Before being crowned winner of the sixth series of Bake Off, Hussain was already a fan favourite on the show thanks to her extraordinary bakes, her hilarious facial expressions and her rock-solid calmness under pressure.
Born in Luton to a Bangladeshi family, Hussain previously aspired to be a social worker, although she loved cooking and baking from a young age.
Hussain studied for a degree in childhood and youth studies with the Open University while pregnant with her third child and caring for her older two.

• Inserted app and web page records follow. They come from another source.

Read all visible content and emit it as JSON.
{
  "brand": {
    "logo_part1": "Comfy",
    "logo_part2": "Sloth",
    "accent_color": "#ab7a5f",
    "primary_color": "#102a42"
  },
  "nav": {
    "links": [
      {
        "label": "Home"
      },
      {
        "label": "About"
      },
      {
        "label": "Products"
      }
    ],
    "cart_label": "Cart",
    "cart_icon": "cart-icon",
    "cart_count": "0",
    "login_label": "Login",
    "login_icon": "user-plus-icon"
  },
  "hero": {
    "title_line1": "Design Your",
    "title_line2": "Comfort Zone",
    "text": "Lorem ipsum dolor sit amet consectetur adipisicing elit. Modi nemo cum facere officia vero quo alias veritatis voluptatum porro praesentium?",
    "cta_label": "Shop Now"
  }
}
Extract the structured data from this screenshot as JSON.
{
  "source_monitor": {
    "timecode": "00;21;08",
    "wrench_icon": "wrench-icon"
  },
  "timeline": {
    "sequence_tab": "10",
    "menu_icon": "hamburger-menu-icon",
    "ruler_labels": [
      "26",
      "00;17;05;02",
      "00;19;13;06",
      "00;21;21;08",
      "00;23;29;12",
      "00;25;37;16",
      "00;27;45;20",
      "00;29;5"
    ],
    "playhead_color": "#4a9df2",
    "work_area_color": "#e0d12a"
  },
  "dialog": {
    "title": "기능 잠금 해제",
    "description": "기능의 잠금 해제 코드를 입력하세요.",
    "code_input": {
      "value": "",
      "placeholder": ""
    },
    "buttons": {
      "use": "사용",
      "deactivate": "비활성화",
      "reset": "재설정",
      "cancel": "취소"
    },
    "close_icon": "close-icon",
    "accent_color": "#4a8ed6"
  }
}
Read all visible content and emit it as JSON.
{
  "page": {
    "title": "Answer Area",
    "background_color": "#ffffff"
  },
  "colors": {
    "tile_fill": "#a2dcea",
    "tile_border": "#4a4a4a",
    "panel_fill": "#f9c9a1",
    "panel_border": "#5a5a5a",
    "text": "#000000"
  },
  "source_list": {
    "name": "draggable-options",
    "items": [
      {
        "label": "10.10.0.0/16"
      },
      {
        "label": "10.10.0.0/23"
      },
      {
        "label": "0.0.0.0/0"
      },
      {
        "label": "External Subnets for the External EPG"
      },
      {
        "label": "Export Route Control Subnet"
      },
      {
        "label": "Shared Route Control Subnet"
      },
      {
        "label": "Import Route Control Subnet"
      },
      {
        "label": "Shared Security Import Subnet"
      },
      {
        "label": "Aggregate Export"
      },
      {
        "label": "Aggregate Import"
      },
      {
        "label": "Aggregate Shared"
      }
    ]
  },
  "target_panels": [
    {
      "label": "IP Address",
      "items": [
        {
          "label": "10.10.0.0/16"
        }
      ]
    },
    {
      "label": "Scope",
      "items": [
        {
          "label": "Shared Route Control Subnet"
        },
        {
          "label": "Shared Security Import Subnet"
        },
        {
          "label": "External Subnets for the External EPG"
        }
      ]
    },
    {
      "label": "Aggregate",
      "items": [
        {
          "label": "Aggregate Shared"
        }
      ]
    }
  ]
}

She was encouraged to apply for the Bake Off by husband Abdal and, while lacking in confidence at the start, she went on to impress judges Mary Berry and Paul Hollywood with her delicious creations, including fizzy pop cheesecakes, a fiery snake charmer’s basket and bubblegum-flavoured pastry nuns, all the while proudly wearing her traditional hijab.
Speaking to the Radio Times magazine in 2018 she said: “So I know that I’m representing a lot of groups and I know how important that is, especially for women.”
After winning Bake Off, Hussain landed her own TV series on BBC One, a travelling cookery show called The Chronicles Of Nadiya.
She later went on to front the series Nadiya’s British Food Adventure, Nadiya’s Family Favourites and Time To Eat.
Hussain, 35, was also the co-presenter of The Big Family Cooking Showdown with Zoe Ball, and has been a guest panellist on Loose Women.
Thanks to her success on Bake Off, she was invited to bake a cake for the Queen’s 90th birthday celebrations, and in 2017 was named by Debrett’s as one of the 500 most influential people in the UK.
In addition to her TV work, Hussain has been a columnist for The Times Magazine.
She has published a string of cookery books, including Nadiya’s Kitchen, Time To Eat and Nadiya’s Family Favourites, as well as the children’s books Bake Me A Story and My Monster And Me, and novel The Secret Lives Of The Amir Sisters.
Hussain, who has suffered with a panic disorder for more than 20 years, has talked openly about her mental health issues in a bid to shine a light on the subject, and in 2019 fronted a programme called Nadiya: Anxiety and Me on BBC One.
She has also highlighted the racist abuse she has received over the years, and has been praised for responding to trolls on social media and calling for equality.